* [What is needed] Hand back all records exactly, pictures omitted.

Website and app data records
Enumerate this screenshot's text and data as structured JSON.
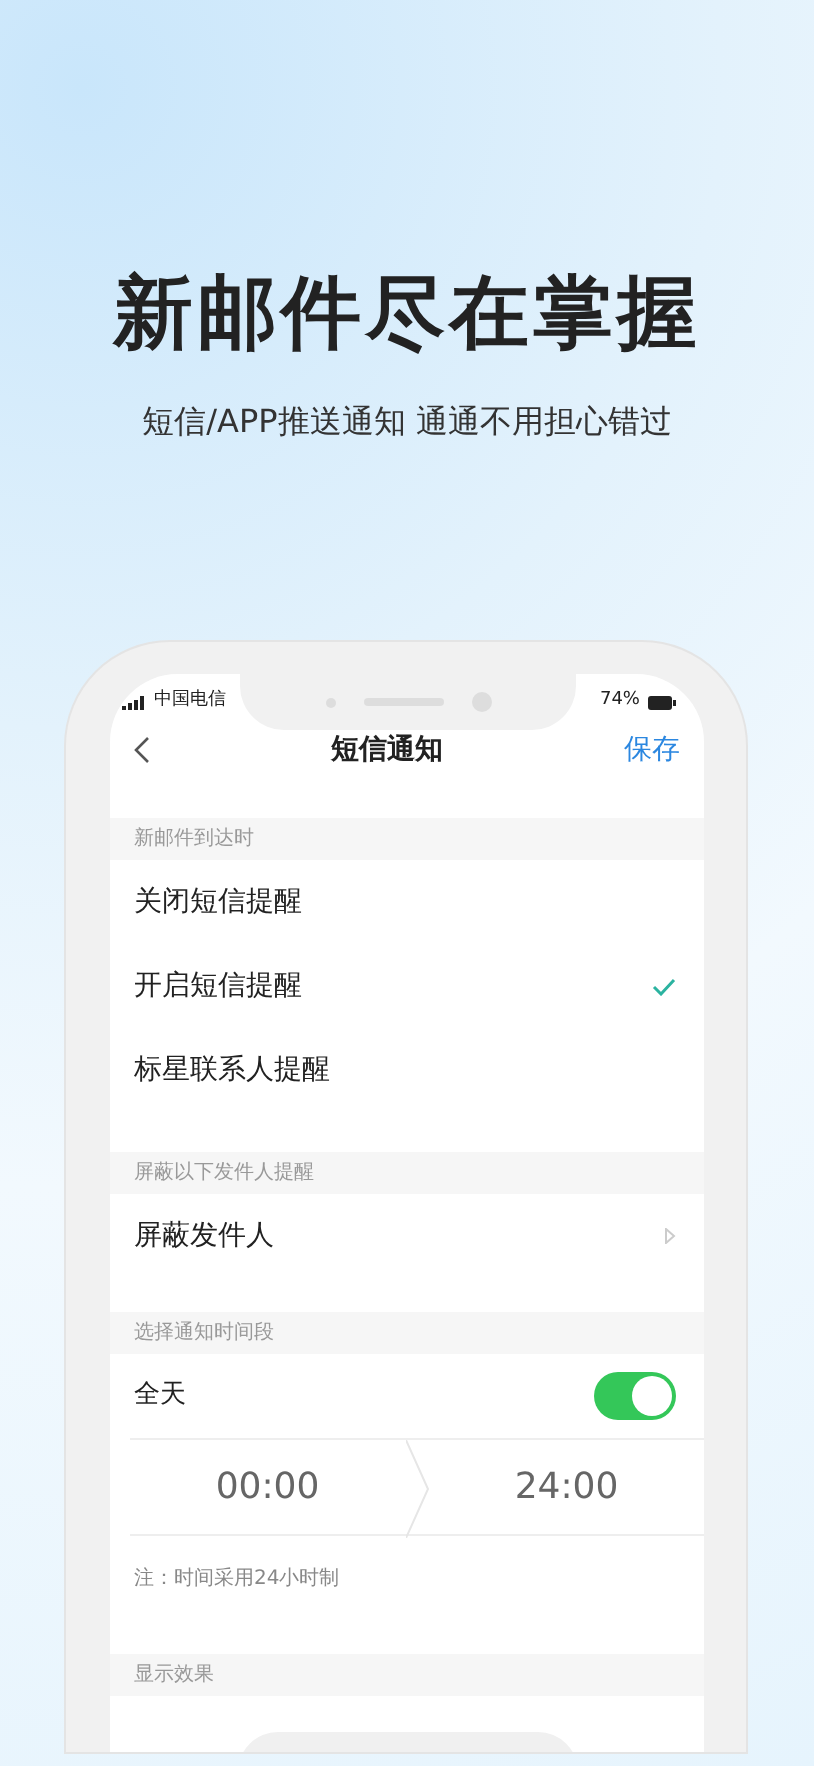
{
  "headline": "新邮件尽在掌握",
  "subheadline": "短信/APP推送通知 通通不用担心错过",
  "status_bar": {
    "carrier": "中国电信",
    "battery": "74%"
  },
  "nav": {
    "title": "短信通知",
    "action": "保存"
  },
  "sections": [
    {
      "header": "新邮件到达时",
      "kind": "options",
      "items": [
        {
          "label": "关闭短信提醒",
          "selected": false
        },
        {
          "label": "开启短信提醒",
          "selected": true
        },
        {
          "label": "标星联系人提醒",
          "selected": false
        }
      ]
    },
    {
      "header": "屏蔽以下发件人提醒",
      "kind": "link",
      "items": [
        {
          "label": "屏蔽发件人"
        }
      ]
    },
    {
      "header": "选择通知时间段",
      "kind": "time",
      "toggle": {
        "label": "全天",
        "on": true
      },
      "start": "00:00",
      "end": "24:00",
      "note": "注：时间采用24小时制"
    },
    {
      "header": "显示效果",
      "kind": "preview"
    }
  ]
}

* [Exercise solution]
Enumerate this screenshot's text and data as structured JSON.
{
  "headline": "新邮件尽在掌握",
  "subheadline": "短信/APP推送通知 通通不用担心错过",
  "status_bar": {
    "carrier": "中国电信",
    "battery": "74%"
  },
  "nav": {
    "title": "短信通知",
    "action": "保存"
  },
  "sections": [
    {
      "header": "新邮件到达时",
      "kind": "options",
      "items": [
        {
          "label": "关闭短信提醒",
          "selected": false
        },
        {
          "label": "开启短信提醒",
          "selected": true
        },
        {
          "label": "标星联系人提醒",
          "selected": false
        }
      ]
    },
    {
      "header": "屏蔽以下发件人提醒",
      "kind": "link",
      "items": [
        {
          "label": "屏蔽发件人"
        }
      ]
    },
    {
      "header": "选择通知时间段",
      "kind": "time",
      "toggle": {
        "label": "全天",
        "on": true
      },
      "start": "00:00",
      "end": "24:00",
      "note": "注：时间采用24小时制"
    },
    {
      "header": "显示效果",
      "kind": "preview"
    }
  ]
}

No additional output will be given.